(Website and app data records)
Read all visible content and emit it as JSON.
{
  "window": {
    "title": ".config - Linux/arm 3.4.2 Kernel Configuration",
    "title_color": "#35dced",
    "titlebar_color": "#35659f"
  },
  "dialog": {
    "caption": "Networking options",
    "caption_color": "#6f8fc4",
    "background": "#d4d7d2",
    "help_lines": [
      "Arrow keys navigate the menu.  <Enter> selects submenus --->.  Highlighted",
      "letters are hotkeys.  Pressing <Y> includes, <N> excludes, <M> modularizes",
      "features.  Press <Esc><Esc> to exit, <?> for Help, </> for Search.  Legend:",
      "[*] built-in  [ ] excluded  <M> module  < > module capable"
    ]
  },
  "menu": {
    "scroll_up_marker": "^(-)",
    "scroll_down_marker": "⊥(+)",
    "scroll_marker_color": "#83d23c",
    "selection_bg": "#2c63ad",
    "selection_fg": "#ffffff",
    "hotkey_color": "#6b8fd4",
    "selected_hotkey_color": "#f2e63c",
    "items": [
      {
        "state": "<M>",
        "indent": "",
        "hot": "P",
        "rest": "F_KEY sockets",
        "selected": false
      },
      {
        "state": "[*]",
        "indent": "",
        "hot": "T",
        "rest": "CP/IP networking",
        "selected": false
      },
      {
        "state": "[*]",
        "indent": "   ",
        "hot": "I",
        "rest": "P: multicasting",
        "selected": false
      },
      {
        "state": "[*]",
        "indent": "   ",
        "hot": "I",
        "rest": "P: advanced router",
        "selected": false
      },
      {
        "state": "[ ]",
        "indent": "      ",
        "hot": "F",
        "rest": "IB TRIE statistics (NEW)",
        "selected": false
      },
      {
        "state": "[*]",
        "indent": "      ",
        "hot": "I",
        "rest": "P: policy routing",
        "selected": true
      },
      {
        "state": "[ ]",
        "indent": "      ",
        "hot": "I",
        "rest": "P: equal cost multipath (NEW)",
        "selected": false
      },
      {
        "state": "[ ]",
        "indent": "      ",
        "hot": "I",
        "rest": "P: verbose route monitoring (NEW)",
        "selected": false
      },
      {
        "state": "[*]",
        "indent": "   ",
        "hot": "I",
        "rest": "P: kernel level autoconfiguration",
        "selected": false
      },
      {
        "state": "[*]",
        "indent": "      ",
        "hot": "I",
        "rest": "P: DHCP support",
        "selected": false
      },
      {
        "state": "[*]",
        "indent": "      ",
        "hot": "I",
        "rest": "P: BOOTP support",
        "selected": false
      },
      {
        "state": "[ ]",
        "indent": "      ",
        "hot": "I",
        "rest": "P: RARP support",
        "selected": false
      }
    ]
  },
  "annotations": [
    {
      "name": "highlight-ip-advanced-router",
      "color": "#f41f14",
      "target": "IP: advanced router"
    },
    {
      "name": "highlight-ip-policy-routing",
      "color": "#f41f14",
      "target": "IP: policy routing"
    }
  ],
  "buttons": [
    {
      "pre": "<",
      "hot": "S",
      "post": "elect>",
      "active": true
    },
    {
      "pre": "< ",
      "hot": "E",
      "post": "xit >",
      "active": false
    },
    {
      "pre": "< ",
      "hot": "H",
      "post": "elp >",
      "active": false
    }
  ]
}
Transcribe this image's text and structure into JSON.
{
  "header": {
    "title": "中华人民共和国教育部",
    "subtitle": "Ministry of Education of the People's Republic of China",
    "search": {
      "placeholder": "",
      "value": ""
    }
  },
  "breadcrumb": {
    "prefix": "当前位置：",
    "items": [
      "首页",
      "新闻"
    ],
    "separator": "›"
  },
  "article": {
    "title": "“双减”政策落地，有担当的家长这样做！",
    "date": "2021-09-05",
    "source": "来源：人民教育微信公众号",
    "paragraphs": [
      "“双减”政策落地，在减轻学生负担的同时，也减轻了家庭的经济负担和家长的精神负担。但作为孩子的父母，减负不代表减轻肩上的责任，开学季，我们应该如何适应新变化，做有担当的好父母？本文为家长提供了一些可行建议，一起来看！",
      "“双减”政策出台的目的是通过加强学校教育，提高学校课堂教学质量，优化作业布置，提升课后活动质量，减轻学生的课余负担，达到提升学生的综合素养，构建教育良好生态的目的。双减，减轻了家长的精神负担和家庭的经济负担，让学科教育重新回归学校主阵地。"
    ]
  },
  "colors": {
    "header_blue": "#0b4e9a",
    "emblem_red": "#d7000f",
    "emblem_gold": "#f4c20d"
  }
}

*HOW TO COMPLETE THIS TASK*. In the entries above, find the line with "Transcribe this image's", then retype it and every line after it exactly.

*EXERCISE RESULT*.
Transcribe this image's text and structure into JSON.
{
  "header": {
    "title": "中华人民共和国教育部",
    "subtitle": "Ministry of Education of the People's Republic of China",
    "search": {
      "placeholder": "",
      "value": ""
    }
  },
  "breadcrumb": {
    "prefix": "当前位置：",
    "items": [
      "首页",
      "新闻"
    ],
    "separator": "›"
  },
  "article": {
    "title": "“双减”政策落地，有担当的家长这样做！",
    "date": "2021-09-05",
    "source": "来源：人民教育微信公众号",
    "paragraphs": [
      "“双减”政策落地，在减轻学生负担的同时，也减轻了家庭的经济负担和家长的精神负担。但作为孩子的父母，减负不代表减轻肩上的责任，开学季，我们应该如何适应新变化，做有担当的好父母？本文为家长提供了一些可行建议，一起来看！",
      "“双减”政策出台的目的是通过加强学校教育，提高学校课堂教学质量，优化作业布置，提升课后活动质量，减轻学生的课余负担，达到提升学生的综合素养，构建教育良好生态的目的。双减，减轻了家长的精神负担和家庭的经济负担，让学科教育重新回归学校主阵地。"
    ]
  },
  "colors": {
    "header_blue": "#0b4e9a",
    "emblem_red": "#d7000f",
    "emblem_gold": "#f4c20d"
  }
}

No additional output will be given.